Taking an active role in your health care will help your medical provider (doctor, nurse or healthcare specialist) personalize prevention and treatment plans around you. Consider these steps to ensure you get the most out of your time together.

Before your appointment

Gather your family’s medical history

Your family’s medical history can provide useful insight on your risk for certain diseases or conditions, such as cancer, stroke or heart disease. Share this information with your doctor — he or she may recommend more frequent screenings or other preventive measures to keep you healthy.

Make a list of your medications

While your doctor might have a list of your medications on file, you might be seeing more than one doctor or some items may not be included. List the names of all of the medications you are taking, including the dosage and the times of day you take them. The list should also include over-the-counter medications, vitamins, supplements and birth control. This information can prevent interactions with any new treatment or medications.

Keep track of your symptoms

Keeping a diary or a list of your symptoms will help you efficiently and accurately articulate your concerns during the appointment. Write down each symptom and describe what it feels like, when it started, what triggers it, how frequently you experience it, how long it lasts and what alleviates it. If applicable, rate pain on a scale of one to 10.

Write out your questions

The act of writing down your questions can help you organize your thoughts for the appointment. You may have several items you want to cover, or you might want to be sure to mention a particular detail. Prioritize your questions ahead of time so you can use the appointment time wisely.

Transfer your medical records

Most healthcare providers in Wisconsin have transitioned to electronic medical records or are in the process of doing so. If you are a new patient, arrange for any test results and other records to be sent to the doctor ahead of time.

During your appointment

Be honest about your medical concerns and health issues

Your healthcare provider is a person you can confide in. Now is the time to share any health issues or concerns. When your doctor has all of the information, he or she can tailor a care plan to your needs. Some topics are sensitive, but they are still important. Examples include depression, anxiety, sexual dysfunction, financial instability or a spouse who is not supportive of your health goals. Sharing sensitive information through a secure portal like MyChart can help open and improve communication with your provider during your visit.

However you choose to communicate, the relationship you build with your doctor is important. Be prepared for open and honest dialogue to get the most out of your time together.

Take notes during your appointment

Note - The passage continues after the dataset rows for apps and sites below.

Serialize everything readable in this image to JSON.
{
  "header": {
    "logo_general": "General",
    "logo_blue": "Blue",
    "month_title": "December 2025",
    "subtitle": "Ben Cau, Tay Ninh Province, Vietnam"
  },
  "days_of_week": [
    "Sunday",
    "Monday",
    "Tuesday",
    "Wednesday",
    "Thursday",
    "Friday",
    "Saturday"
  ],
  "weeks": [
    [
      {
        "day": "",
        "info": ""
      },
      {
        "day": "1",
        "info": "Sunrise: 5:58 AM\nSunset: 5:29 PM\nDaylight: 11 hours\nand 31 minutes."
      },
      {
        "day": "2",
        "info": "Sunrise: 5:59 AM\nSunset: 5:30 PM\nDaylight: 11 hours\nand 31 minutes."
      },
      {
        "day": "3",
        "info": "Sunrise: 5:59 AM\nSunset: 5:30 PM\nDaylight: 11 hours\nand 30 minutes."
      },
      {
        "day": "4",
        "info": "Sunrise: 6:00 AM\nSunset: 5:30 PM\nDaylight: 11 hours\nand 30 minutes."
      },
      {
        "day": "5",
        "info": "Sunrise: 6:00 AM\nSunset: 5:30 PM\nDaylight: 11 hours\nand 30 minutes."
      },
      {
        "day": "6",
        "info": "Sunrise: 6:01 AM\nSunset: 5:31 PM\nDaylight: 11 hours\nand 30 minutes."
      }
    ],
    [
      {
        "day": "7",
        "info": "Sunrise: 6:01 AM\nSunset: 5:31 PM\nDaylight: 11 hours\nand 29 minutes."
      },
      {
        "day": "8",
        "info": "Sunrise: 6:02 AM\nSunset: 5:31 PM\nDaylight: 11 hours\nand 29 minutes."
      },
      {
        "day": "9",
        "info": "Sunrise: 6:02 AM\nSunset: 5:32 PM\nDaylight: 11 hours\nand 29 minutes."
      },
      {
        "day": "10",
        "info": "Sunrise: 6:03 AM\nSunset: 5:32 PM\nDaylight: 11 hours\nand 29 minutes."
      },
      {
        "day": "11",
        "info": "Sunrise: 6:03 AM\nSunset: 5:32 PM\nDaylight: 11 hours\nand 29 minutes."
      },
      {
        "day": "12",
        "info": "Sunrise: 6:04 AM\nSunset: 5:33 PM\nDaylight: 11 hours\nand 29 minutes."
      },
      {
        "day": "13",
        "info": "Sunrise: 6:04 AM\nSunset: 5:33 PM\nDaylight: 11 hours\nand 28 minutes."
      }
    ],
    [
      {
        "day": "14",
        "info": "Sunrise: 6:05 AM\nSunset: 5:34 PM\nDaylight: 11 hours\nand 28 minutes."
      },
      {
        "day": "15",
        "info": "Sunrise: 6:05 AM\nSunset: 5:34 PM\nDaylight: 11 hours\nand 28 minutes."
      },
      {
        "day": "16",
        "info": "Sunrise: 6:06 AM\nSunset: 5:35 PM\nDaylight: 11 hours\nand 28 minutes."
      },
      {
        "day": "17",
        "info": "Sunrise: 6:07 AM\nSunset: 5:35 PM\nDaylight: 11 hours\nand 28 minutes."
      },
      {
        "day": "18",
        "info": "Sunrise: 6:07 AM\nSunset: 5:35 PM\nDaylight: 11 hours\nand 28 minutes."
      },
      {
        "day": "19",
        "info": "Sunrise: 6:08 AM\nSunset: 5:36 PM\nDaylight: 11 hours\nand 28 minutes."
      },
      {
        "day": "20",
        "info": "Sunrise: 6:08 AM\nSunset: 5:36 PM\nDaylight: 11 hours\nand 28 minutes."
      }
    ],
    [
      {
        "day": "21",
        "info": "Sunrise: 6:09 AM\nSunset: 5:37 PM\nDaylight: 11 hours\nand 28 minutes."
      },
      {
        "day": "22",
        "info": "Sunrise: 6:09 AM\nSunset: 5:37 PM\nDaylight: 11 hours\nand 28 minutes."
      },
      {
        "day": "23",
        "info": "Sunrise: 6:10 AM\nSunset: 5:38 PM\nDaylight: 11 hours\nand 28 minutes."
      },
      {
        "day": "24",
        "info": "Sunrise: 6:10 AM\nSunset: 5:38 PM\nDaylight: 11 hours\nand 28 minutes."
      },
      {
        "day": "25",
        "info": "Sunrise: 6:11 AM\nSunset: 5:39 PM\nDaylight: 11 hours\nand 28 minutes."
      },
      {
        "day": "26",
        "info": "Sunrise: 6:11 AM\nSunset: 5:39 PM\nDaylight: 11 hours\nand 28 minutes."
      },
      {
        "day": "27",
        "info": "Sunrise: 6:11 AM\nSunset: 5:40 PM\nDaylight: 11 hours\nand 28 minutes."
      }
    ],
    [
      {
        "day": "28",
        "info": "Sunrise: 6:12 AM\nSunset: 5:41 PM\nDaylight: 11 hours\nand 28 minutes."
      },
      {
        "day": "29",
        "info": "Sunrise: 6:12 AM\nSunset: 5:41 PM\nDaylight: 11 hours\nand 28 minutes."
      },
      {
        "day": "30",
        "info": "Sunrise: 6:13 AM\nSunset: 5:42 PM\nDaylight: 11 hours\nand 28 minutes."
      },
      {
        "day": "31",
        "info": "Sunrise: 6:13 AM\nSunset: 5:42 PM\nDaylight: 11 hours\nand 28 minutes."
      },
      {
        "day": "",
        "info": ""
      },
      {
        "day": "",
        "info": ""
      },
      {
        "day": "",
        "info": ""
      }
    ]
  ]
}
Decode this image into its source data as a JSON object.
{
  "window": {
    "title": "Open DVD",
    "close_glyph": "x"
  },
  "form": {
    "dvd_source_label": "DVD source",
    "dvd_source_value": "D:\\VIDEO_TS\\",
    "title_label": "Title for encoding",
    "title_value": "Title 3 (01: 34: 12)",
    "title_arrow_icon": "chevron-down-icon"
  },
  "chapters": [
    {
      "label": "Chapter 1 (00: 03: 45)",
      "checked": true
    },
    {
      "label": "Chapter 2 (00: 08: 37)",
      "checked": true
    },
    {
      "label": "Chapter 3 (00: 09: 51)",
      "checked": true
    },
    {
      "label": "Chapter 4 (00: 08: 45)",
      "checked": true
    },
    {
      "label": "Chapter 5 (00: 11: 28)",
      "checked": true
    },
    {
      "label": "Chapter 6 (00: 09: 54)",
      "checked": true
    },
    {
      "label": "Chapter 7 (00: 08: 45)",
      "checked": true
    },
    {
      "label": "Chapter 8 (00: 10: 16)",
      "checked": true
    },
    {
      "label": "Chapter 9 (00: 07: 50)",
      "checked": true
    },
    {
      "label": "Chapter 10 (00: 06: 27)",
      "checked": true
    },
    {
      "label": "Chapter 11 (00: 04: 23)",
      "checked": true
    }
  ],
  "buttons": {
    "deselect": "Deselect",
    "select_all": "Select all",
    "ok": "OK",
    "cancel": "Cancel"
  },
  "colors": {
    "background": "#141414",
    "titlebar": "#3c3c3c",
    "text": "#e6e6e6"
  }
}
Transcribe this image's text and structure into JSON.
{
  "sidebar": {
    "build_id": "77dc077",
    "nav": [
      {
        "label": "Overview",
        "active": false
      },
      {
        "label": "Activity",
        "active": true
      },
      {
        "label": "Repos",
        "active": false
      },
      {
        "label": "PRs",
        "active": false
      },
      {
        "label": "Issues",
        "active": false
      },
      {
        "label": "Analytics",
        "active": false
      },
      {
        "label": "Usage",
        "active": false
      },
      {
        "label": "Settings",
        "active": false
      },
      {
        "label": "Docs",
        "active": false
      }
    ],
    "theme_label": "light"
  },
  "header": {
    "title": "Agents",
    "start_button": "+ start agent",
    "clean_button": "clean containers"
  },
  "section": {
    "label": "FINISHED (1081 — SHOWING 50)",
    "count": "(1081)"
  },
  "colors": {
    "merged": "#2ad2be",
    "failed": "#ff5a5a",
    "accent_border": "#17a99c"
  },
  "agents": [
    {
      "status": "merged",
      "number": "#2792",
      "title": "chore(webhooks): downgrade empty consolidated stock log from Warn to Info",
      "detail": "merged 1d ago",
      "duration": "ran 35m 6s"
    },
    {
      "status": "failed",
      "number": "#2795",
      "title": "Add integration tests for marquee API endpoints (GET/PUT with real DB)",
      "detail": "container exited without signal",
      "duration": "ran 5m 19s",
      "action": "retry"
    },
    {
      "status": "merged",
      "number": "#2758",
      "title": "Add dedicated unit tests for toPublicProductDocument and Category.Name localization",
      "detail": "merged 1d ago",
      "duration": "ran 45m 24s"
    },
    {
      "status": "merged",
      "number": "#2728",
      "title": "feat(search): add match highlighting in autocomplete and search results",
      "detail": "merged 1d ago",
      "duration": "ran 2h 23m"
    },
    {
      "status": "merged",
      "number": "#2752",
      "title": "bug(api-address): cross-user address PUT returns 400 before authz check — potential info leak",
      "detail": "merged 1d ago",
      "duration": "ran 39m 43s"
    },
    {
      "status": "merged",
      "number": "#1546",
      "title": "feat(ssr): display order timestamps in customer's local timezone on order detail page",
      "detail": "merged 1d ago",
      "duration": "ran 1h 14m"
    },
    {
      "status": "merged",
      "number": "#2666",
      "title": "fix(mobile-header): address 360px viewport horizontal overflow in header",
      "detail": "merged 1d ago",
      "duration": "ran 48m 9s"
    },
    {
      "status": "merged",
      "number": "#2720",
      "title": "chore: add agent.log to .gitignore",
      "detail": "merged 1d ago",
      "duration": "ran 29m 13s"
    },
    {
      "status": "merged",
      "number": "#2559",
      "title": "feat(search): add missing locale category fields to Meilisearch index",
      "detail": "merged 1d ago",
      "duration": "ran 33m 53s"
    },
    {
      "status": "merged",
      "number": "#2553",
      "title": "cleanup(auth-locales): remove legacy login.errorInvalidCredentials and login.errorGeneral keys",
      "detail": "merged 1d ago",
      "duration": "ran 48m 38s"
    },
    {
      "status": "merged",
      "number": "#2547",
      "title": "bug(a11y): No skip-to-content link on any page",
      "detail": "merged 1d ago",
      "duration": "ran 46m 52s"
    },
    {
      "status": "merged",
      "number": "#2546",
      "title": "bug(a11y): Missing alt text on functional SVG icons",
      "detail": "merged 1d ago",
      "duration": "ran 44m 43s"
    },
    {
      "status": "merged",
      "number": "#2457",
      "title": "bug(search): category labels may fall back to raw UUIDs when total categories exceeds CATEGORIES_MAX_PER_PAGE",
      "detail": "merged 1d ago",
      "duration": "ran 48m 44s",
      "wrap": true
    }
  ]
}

At the beginning of the appointment, tell your doctor you have a list of questions. This will help guide your time together. Listen to his or her responses and take notes, or bring along a loved one who can write the responses down for you. Ask your doctor if it is okay for you to take an audio recording. Don’t be afraid to ask questions if you need clarification.

Know how to contact your provider

Ask your provider how he or she prefers to communicate. Should you need to follow up, having this information readily available will help you get answers as soon as possible.

After Your Appointment

Contact your doctor’s office if you have questions or concerns, if you start to feel worse or if you have problems with your medications. If you call, ask to leave a message for your doctor, or ask to speak to a nurse. Some doctors prefer emails. You can also ask your doctor a question by sending him or her a message through MyChart, the online patient portal.

About the Author

John R. Schreiber, MD, MPH, President, Froedtert & MCW Community Physicians, with 40 Froedtert & MCW Health Centers throughout Southeastern Wisconsin; CEO, Medical College Physicians; Professor of Pediatrics and Microbiology/Immunology; Senior Associate Dean for Clinical Affairs; Medical College of Wisconsin.